*** Material for this exercise ***

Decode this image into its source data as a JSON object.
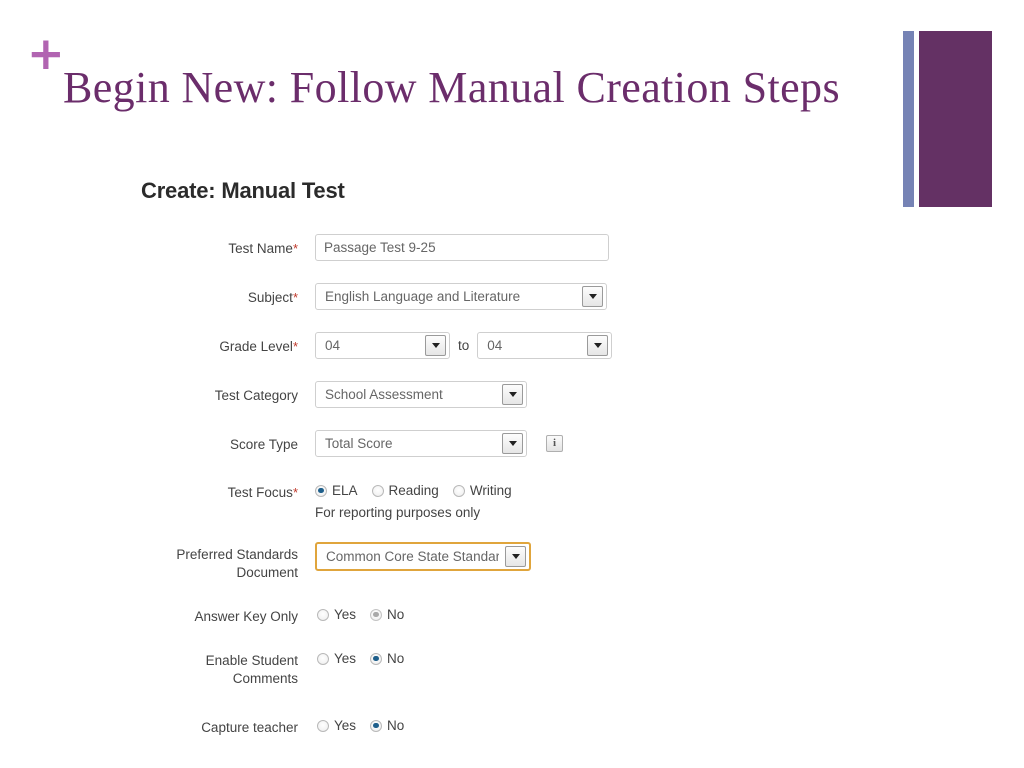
{
  "slide": {
    "plus_glyph": "+",
    "title": "Begin New: Follow Manual Creation Steps",
    "accent_purple": "#643164",
    "accent_blue": "#7683B5",
    "title_color": "#6B2D6B",
    "plus_color": "#B164B1"
  },
  "form": {
    "heading": "Create: Manual Test",
    "required_marker": "*",
    "to_word": "to",
    "info_glyph": "i",
    "rows": {
      "test_name": {
        "label": "Test Name",
        "required": true,
        "value": "Passage Test 9-25"
      },
      "subject": {
        "label": "Subject",
        "required": true,
        "value": "English Language and Literature"
      },
      "grade_level": {
        "label": "Grade Level",
        "required": true,
        "from_value": "04",
        "to_value": "04"
      },
      "test_category": {
        "label": "Test Category",
        "required": false,
        "value": "School Assessment"
      },
      "score_type": {
        "label": "Score Type",
        "required": false,
        "value": "Total Score"
      },
      "test_focus": {
        "label": "Test Focus",
        "required": true,
        "options": [
          "ELA",
          "Reading",
          "Writing"
        ],
        "selected": "ELA",
        "helper": "For reporting purposes only"
      },
      "preferred_standards": {
        "label_line1": "Preferred Standards",
        "label_line2": "Document",
        "required": false,
        "value": "Common Core State Standar",
        "focused": true,
        "focus_color": "#E0A53C"
      },
      "answer_key_only": {
        "label": "Answer Key Only",
        "options": [
          "Yes",
          "No"
        ],
        "selected": "No",
        "muted": true
      },
      "enable_student_comments": {
        "label_line1": "Enable Student",
        "label_line2": "Comments",
        "options": [
          "Yes",
          "No"
        ],
        "selected": "No",
        "muted": false
      },
      "capture_teacher": {
        "label": "Capture teacher",
        "options": [
          "Yes",
          "No"
        ],
        "selected": "No",
        "muted": false
      }
    }
  }
}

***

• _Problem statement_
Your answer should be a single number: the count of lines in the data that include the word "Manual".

• _Result for this task_
2